The fossil species L. parvicella, occurs widely from the Victorian and South Australian Tertiary deposits. It has even larger avicularia than L. repanda and the autozooids have a distinct proximal cryptocyst.



Colony free-living, high-domed, hollow basally, budded radially from ancestrula with no solid substratum. Autozooids with large opesia, sometimes with a proximal expansion of cryptocyst. Avicularia large, in separate radial rows or included in rows of autozooids; mandible long and thickened. Brooding zooids large, interspersed with autozooids, with small cavity at distal end. Embryos very large, filling entire brooding zooid cavity. Colony regeneration from basal buds, and possible from small fragments.


General References

Bock, P.E. 1982. Bryozoans (Phylum Bryozoa). pp. 319-394 in Shepherd, S.A. & Thomas, I.M. (eds). Marine Invertebrates of Southern Australia. Handbook of the Flora and Fauna of South Australia Adelaide : Government Printer Part 1 491 pp.

Bock, P.E. & Cook,.P.L. 1998. Otionellidae, a new family including five genera of free-living lunulitiform Bryozoa (Cheilostomatida). Memorie di Scienze Geologiche 50: 195-211

Busk, G. 1852. An account of the Polyzoa and Sertularian Zoophytes, collected in the voyage of the "Rattlesnake" on the coast of Australia and the Louisade Archipelago, etc. Appendix no. IV. pp. 343-402 in MacGillivray, J. (ed.). Narrative of the Voyage of H.M.S. Rattlesnake.

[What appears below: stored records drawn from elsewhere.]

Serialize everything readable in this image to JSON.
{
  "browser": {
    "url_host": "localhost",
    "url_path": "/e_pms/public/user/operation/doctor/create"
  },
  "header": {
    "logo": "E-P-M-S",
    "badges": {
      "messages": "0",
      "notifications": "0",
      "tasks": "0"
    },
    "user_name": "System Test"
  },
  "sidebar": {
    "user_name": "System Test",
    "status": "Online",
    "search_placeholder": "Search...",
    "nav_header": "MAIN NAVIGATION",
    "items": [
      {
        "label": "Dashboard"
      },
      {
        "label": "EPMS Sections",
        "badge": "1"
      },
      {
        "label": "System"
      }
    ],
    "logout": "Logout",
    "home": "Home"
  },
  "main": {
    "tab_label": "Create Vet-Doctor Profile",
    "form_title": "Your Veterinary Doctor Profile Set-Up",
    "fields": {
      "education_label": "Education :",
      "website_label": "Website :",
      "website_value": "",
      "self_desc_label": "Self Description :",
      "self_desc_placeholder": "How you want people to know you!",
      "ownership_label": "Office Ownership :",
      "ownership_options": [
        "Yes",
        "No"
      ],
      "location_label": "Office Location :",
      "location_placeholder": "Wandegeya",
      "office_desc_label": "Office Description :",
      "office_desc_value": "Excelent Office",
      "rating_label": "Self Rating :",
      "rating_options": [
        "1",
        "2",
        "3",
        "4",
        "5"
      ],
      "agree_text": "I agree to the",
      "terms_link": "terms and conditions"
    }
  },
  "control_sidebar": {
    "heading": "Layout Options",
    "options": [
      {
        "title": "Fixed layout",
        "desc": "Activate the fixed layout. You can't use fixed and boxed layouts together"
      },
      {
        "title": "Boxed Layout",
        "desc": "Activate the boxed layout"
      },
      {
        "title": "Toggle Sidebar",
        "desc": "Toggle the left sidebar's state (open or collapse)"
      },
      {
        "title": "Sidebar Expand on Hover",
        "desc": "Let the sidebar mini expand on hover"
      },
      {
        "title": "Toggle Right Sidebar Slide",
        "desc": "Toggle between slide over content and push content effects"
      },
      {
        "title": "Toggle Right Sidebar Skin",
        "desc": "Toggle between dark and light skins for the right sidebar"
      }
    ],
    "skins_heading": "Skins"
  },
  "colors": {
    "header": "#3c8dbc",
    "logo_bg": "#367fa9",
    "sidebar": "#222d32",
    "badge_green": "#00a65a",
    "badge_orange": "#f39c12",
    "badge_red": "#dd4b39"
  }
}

London : T. & W. Boone Vol. 1.

Busk, G. 1854. Catalogue of Marine Polyzoa in the collection of the British Museum, Part 2. London : Trustees of the British Museum 55-120 pp.

Busk, G. 1884. Polyzoa. Pt. I. Cheilostomata. Report on the Scientific Results of the Voyage of H.M.S. Challenger 1873–1876, Zoology 10: xiv, 216

Cook, P.L. & Chimonides, P.J. 1985. Recent and fossil Lunulitidae (Bryozoa: Cheilostomata) 4. American and Australian species of Otionella. Journal of Natural History 19: 575-603

Cook, P.L. & Chimonides, P.J. 1986. Recent and fossil Lunulitidae (Bryozoa, Lunulites sensu lato and the genus Lunularia from Australasia.Cheilostomata) 6. Journal of Natural History 20: 681-705

Håkansson, E. 1975. Population structure of colonial organisms. A palaeoecological study of some Cretaceous Bryozoans. Documents des Laboratoires de Géologie de la Faculté des Sciences de Lyons HS3: 385-399

Håkansson, E. 1981. Breeding, brooding and 'parental care' in Recent Lunulites (Abstract). In, Larwood, G.P. & Nielsen, C. (eds). Recent and Fossil Bryozoa. Fredensborg : Olsen & Olsen.

Levinsen, G.M.R. 1909. Morphological and systematic studies on the cheilostomatous Bryozoa. Copenhagen : Nationale Forfatteres Forlag 431 pp.

Maplestone, C.M. 1904. Notes on the Victorian fossil Selenariidae and descriptions of some new species (Recent and fossil). Transactions of the Royal Society of Victoria 16: 207-217

Tenison-Woods, J.E. 1880. On some Recent and fossil species of Australian Selenariadae (Polyzoa). Transactions of the Philosophical Society of Adelaide 1880: 1-12


History of changes

Note that this list may be incomplete for dates prior to September 2013.
Published As part of group Action Date Action Type Compiler(s)
25-Mar-2014 BRYOZOA Ehrenberg, 1831 25-Mar-2014 MODIFIED Dr Robin Wilson (NMV) Elizabeth Greaves (NMV)
29-Mar-2010 MODIFIED